[Data extracts]

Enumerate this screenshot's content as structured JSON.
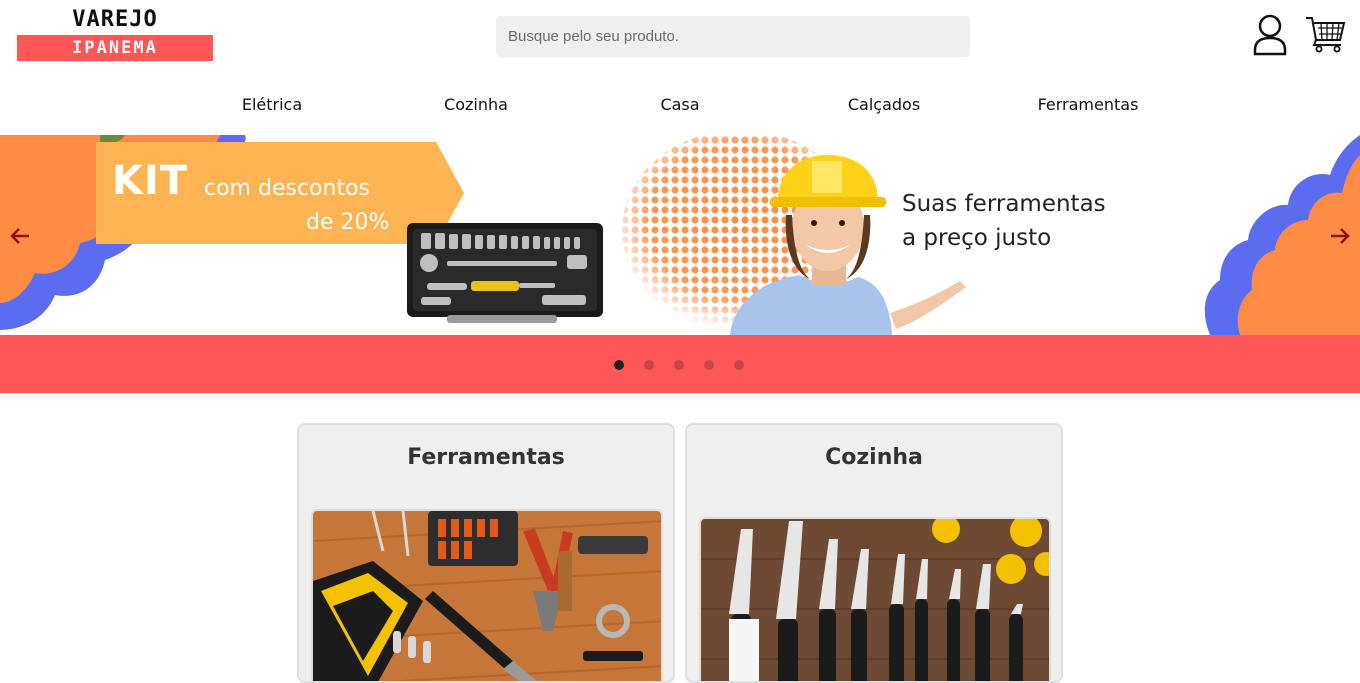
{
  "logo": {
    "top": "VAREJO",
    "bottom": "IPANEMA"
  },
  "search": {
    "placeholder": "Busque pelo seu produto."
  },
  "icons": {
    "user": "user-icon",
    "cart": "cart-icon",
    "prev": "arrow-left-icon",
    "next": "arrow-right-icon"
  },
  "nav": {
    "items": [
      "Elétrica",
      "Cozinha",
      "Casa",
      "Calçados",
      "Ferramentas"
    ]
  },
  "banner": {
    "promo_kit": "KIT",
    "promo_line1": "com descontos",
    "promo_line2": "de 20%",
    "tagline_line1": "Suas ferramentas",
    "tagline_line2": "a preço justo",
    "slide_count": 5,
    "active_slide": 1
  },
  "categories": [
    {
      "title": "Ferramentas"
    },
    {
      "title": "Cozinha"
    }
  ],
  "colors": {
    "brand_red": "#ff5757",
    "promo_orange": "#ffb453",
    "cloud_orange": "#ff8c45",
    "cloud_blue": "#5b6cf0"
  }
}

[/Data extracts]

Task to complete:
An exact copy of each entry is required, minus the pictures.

Answer space:
Enumerate this screenshot's content as structured JSON.
{
  "logo": {
    "top": "VAREJO",
    "bottom": "IPANEMA"
  },
  "search": {
    "placeholder": "Busque pelo seu produto."
  },
  "icons": {
    "user": "user-icon",
    "cart": "cart-icon",
    "prev": "arrow-left-icon",
    "next": "arrow-right-icon"
  },
  "nav": {
    "items": [
      "Elétrica",
      "Cozinha",
      "Casa",
      "Calçados",
      "Ferramentas"
    ]
  },
  "banner": {
    "promo_kit": "KIT",
    "promo_line1": "com descontos",
    "promo_line2": "de 20%",
    "tagline_line1": "Suas ferramentas",
    "tagline_line2": "a preço justo",
    "slide_count": 5,
    "active_slide": 1
  },
  "categories": [
    {
      "title": "Ferramentas"
    },
    {
      "title": "Cozinha"
    }
  ],
  "colors": {
    "brand_red": "#ff5757",
    "promo_orange": "#ffb453",
    "cloud_orange": "#ff8c45",
    "cloud_blue": "#5b6cf0"
  }
}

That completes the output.